See More

Full Transcript: John McLean, Esqr.
Washington 6 May 1824
Dear Sir
Conformably to your desires, I enclose herewith a copy of the Resolution moved by me in the Senate of the United States on ...the 23d. of February 1807. in relation to internal improvement. It will be found in the Octavo Edition of the Journals of the Senate recently published Vol. 4, p. 155.
This was I believe the first Resolution ever offered in Congress, contemplating a general system of internal improvement. The Journal of the Senate says it passed in the negative. I did not call for the yeas and nays, but by my private Journal I find that the vote upon it was 12 to 16. Mr. Worthington of Ohio, renewed it with some slight variation of words five days later, and the question upon his Resolution was taken 2. March 1807. by yeas and nays, and passed by a vote of 22 to 3. A copy of his Resolution is subjoined to that of mine.
The question of the Power of Congress to authorize the making of internal improvements, is in other words a question, whether the People of this Union, in forming their common social compact, avowedly for the purpose of promoting their general welfare, have performed their work in a manner so ineffably stupid, as to deny [2] themselves the means of bettering their own condition. I have too much respect for the intellect of my country to believe it.- The first object of human association is the improvement of the condition of the associates-- Roads and canals are among the most essential means of improving the condition of Nations, and a People which should deliberately by the organization of its authorized power, deprive itself of the faculty of multiplying its own blessings, would be as wise as a Creator, who should undertake to constitute a human being without a Heart.
I am with great Respect, Dear Sir, your very humble
and obedt. Servt.
John Quincy Adams
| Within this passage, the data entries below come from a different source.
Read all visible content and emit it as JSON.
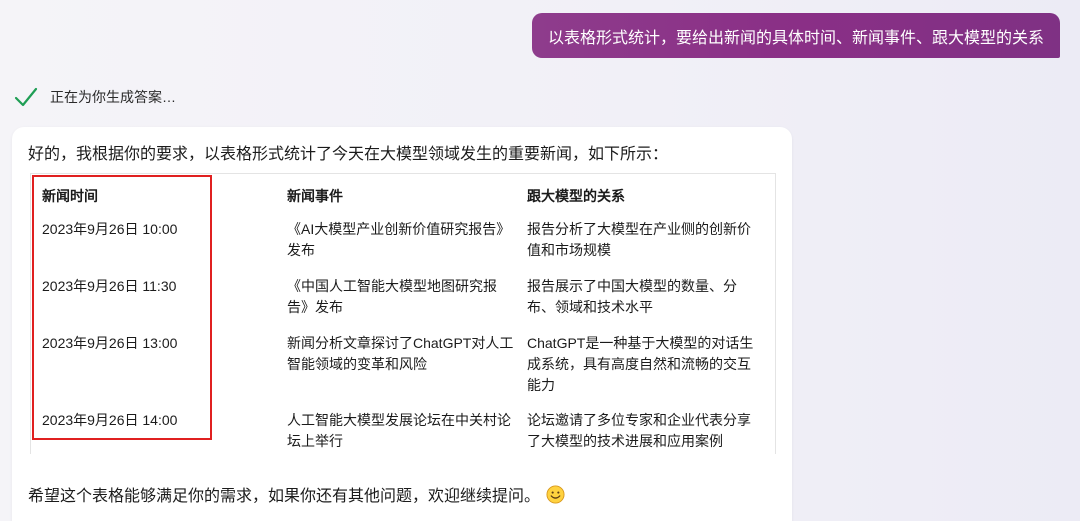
{
  "user_message": "以表格形式统计，要给出新闻的具体时间、新闻事件、跟大模型的关系",
  "status": {
    "icon": "check-icon",
    "text": "正在为你生成答案…"
  },
  "answer": {
    "intro": "好的，我根据你的要求，以表格形式统计了今天在大模型领域发生的重要新闻，如下所示：",
    "table": {
      "headers": [
        "新闻时间",
        "新闻事件",
        "跟大模型的关系"
      ],
      "rows": [
        {
          "time": "2023年9月26日 10:00",
          "event_line1": "《AI大模型产业创新价值研究报告》",
          "event_line2": "发布",
          "relation_line1": "报告分析了大模型在产业侧的创新价",
          "relation_line2": "值和市场规模",
          "relation_line3": ""
        },
        {
          "time": "2023年9月26日 11:30",
          "event_line1": "《中国人工智能大模型地图研究报",
          "event_line2": "告》发布",
          "relation_line1": "报告展示了中国大模型的数量、分",
          "relation_line2": "布、领域和技术水平",
          "relation_line3": ""
        },
        {
          "time": "2023年9月26日 13:00",
          "event_line1": "新闻分析文章探讨了ChatGPT对人工",
          "event_line2": "智能领域的变革和风险",
          "relation_line1": "ChatGPT是一种基于大模型的对话生",
          "relation_line2": "成系统，具有高度自然和流畅的交互",
          "relation_line3": "能力"
        },
        {
          "time": "2023年9月26日 14:00",
          "event_line1": "人工智能大模型发展论坛在中关村论",
          "event_line2": "坛上举行",
          "relation_line1": "论坛邀请了多位专家和企业代表分享",
          "relation_line2": "了大模型的技术进展和应用案例",
          "relation_line3": ""
        }
      ]
    },
    "outro": "希望这个表格能够满足你的需求，如果你还有其他问题，欢迎继续提问。",
    "outro_icon": "smile-emoji-icon"
  },
  "colors": {
    "user_bubble": "#8a2f86",
    "check": "#1f9e55",
    "highlight": "#e02020"
  }
}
[enclosure in secretarial hand]
[3] Extract from journal of Senate 23 February 1807.
"On motion, to postpone the bill, for the purpose of considering the following Resolution. Resolved, That the Secretary of the Treasury be directed to prepare & report to the Senate, at their next session, a plan for the application of such means as are constitutionally within the power of Congress, to the purpose of opening roads, for removing obstructions in rivers, & making Canals; together with a statement of the undertakings of that nature now existing within the United States, which as objects of public improvement, may require & deserve the aid of Government -"
This resolve was offered by Mr. Adams & passed in the negative -
Extract from the Journal of the Senate 2 March 1807 -
"The Senate took into consideration the motion made on the 28 February that it be Resolved, That the Secretary of the Treasury be directed to prepare & repeat to the Senate at their next Session, a plan for the application of such means as are within the power of Congress, to the purpose of opening roads & making canals together with a statement of the undertakings of that nature, which, as objects of public improvement, may require & deserve the aid of governments, and also a statement of works, of the nature mentioned, which have been commenced, the progress which has been made in them, & the means & prospect of their being completed; & all such information as, in the opinion of the Secretary, shall be material in relation to the objects of this resolution -"
This Resolution was offered by Mr. Worthington & passed in the Affirmative
Yeas - 22 -
Nays - 3 -
See More

People: Adams, John, 1735-1826
McLean, John, 1785-1861
Adams, John Quincy, 1767-1848

Historical Era: National Expansion and Reform, 1815-1860

Subjects: US ConstitutionPresidentGovernment and CivicsCongressLawInfrastructureTransportationCanals

Sub Era: The First Age of Reform

Order a Copy Citation Guidelines for Online Resources